The Scot was dominant early on, dropping just one point in his opening four service games, and after some shaky moments in recent matches he closed out the set with an impressive love hold.
Djokovic was struggling with his backhand, failing to build pressure as he threw in regular errors, and Murray had a glimpse of the finish line with a break point at 1-1 in the second set.
With defeat looming, the world number one escaped with a shot of pure class. He took a floating ball out of the air with a fierce drive-volley that landed smack on the junction of baseline and tramline.
It was a stunning stroke, prompting Murray to challenge in disbelief - but Hawkeye confirmed it was good.
Djokovic gathered strength game by game from that moment, while Murray's focus wavered. When the Briton faced a key moment at break point down in game six, he unexpectedly chose to serve-volley.
Had it come off, Murray might have been hailed for a masterful change of tactics, but as it was he failed to control the Djokovic return and volleyed long over the baseline.
In keeping with the other epic battles between the pair in 2012, it came down to a final set, and it was Djokovic who made the first move off the back off a slack Murray service game at 1-1.
There was plenty of time left for the world number three to gather himself for another tilt at the top seed, and from 4-2 down he reeled off three straight games and moved to within two points of victory at 5-4.
However, Djokovic has become the hardest man in tennis to finish off and he served his way out of trouble before breaking for the third time in the match with a heavy forehand return.
One more escape effort was required at 15-40 when he served for the match, but this time there was no reprieve for Murray and he must now gather himself for a battle with Tsonga on Friday.

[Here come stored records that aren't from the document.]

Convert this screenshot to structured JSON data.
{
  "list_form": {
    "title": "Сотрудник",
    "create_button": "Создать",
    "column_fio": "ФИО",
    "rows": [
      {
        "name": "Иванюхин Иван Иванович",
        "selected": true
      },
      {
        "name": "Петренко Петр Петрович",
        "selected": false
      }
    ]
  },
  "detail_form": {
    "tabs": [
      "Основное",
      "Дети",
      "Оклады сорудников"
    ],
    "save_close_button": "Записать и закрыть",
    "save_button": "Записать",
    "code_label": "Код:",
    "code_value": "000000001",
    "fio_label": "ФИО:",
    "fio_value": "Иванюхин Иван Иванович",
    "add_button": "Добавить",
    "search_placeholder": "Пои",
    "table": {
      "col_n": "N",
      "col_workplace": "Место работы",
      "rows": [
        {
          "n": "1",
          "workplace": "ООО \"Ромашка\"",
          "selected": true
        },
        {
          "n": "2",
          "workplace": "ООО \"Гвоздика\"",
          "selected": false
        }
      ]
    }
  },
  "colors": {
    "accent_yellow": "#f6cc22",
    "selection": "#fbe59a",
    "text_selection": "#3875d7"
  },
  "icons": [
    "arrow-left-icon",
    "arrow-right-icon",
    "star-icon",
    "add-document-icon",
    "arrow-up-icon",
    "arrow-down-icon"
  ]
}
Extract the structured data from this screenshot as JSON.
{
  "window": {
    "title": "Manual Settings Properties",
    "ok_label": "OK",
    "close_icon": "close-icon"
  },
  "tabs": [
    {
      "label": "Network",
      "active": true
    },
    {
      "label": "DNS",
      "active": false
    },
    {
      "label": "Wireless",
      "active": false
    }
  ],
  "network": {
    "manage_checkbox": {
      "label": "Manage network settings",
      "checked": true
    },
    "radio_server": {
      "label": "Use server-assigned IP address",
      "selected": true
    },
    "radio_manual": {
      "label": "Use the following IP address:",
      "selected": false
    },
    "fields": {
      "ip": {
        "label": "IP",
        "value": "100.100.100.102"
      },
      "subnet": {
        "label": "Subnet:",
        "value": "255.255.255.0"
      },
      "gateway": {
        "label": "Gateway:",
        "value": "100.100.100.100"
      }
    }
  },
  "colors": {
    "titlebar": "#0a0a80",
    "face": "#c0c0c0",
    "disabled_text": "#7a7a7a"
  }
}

"You have to play the match and try and win regardless of the situation either of us are in," Murray said of Friday's match.